The euro rose last week but retreated on Monday and Tuesday. Surprisingly weak German April (export and industrial production) data weighed on the euro. Investors await next moves from the U.S. Federal Reserve ahead of its policy meeting on Wednesday, and are speculating a new approach might include yield curve control.
The British pound strengthened against the dollar although the last round on post-Brexit relations saw no breakthrough. Without an accord with the EU, Britain will fall to WTO rules in 2021, which would be an unfavorable outcome for the pound.
The Japanese yen was little changed with very high volatility. It weakened first, but on Monday and Tuesday, the yen strengthened as investors weighed the possibility of stepped-up bond buying, or a very dovish outlook from the Fed.
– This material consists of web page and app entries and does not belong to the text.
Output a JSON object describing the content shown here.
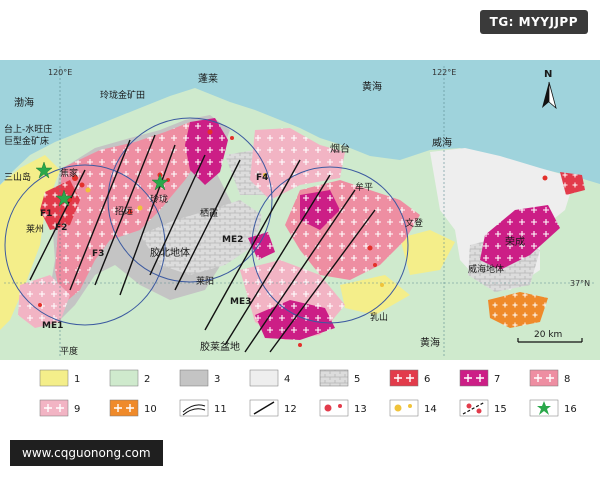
{
  "watermark_badge": "TG: MYYJJPP",
  "website_banner": "www.cqguonong.com",
  "map": {
    "colors": {
      "sea": "#9fd3dc",
      "unit1": "#f4ee8a",
      "unit2": "#cfeacd",
      "unit3": "#c4c4c4",
      "unit4": "#eeeeee",
      "unit5": "#d8d8d8",
      "unit6": "#e23b4b",
      "unit7": "#cc1e86",
      "unit8": "#ee8ea2",
      "unit9": "#f2b4c4",
      "unit10": "#ef8a2a",
      "star": "#2aa84a"
    },
    "coords": {
      "lon_120": "120°E",
      "lon_122": "122°E",
      "lat_37": "37°N"
    },
    "north_label": "N",
    "scale_label": "20 km",
    "labels": {
      "bohai": "渤海",
      "huanghai_north": "黄海",
      "huanghai_south": "黄海",
      "penglai": "蓬莱",
      "linglong_field": "玲珑金矿田",
      "yantai": "烟台",
      "weihai": "威海",
      "taishang_line1": "台上-水旺庄",
      "taishang_line2": "巨型金矿床",
      "sanshandao": "三山岛",
      "jiaojia": "焦家",
      "zhaoyuan": "招远",
      "linglong": "玲珑",
      "qixia": "栖霞",
      "muping": "牟平",
      "wendeng": "文登",
      "rongcheng": "荣成",
      "weihai_block": "威海地体",
      "jiaobei_block": "胶北地体",
      "laizhou": "莱州",
      "laiyang": "莱阳",
      "jiaolai_basin": "胶莱盆地",
      "rushan": "乳山",
      "pingdu": "平度",
      "F1": "F1",
      "F2": "F2",
      "F3": "F3",
      "F4": "F4",
      "ME1": "ME1",
      "ME2": "ME2",
      "ME3": "ME3"
    }
  },
  "legend": {
    "items": [
      {
        "num": "1",
        "icon": "yellow-fill"
      },
      {
        "num": "2",
        "icon": "pale-green-fill"
      },
      {
        "num": "3",
        "icon": "gray-fill"
      },
      {
        "num": "4",
        "icon": "light-gray-fill"
      },
      {
        "num": "5",
        "icon": "brick-hatch-fill"
      },
      {
        "num": "6",
        "icon": "red-crosses"
      },
      {
        "num": "7",
        "icon": "magenta-crosses"
      },
      {
        "num": "8",
        "icon": "pink-crosses"
      },
      {
        "num": "9",
        "icon": "light-pink-crosses"
      },
      {
        "num": "10",
        "icon": "orange-crosses"
      },
      {
        "num": "11",
        "icon": "curved-lines"
      },
      {
        "num": "12",
        "icon": "straight-line"
      },
      {
        "num": "13",
        "icon": "red-dots"
      },
      {
        "num": "14",
        "icon": "yellow-dots"
      },
      {
        "num": "15",
        "icon": "red-dots-dashed-fault"
      },
      {
        "num": "16",
        "icon": "green-star"
      }
    ]
  }
}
Gold prices fell as NFP data on Friday unexpectedly showed that in May the US economy added 2.5 million jobs, while expectations stood at minus 8 million.
US stock indexes continued to rise. Investors shrugged off civic unrest in the US and focused on the reopening of the global economy and on the fact that indexes were still below levels at the beginning of this year, which for some investors presents a key buy signal.
Crude oil prices rose last week but retreated on Monday. OPEC+ agreed on Saturday to extend output cuts of 9.7 million barrel per day into July. However, Goldman Sachs warned on Monday that prices were likely to pull back in the coming weeks due to the uncertain path of future demand and a “daunting” inventory overhang. In addition, Libya took an important step to revive its oil industry by restarting production at two oil fields after a five-month halt.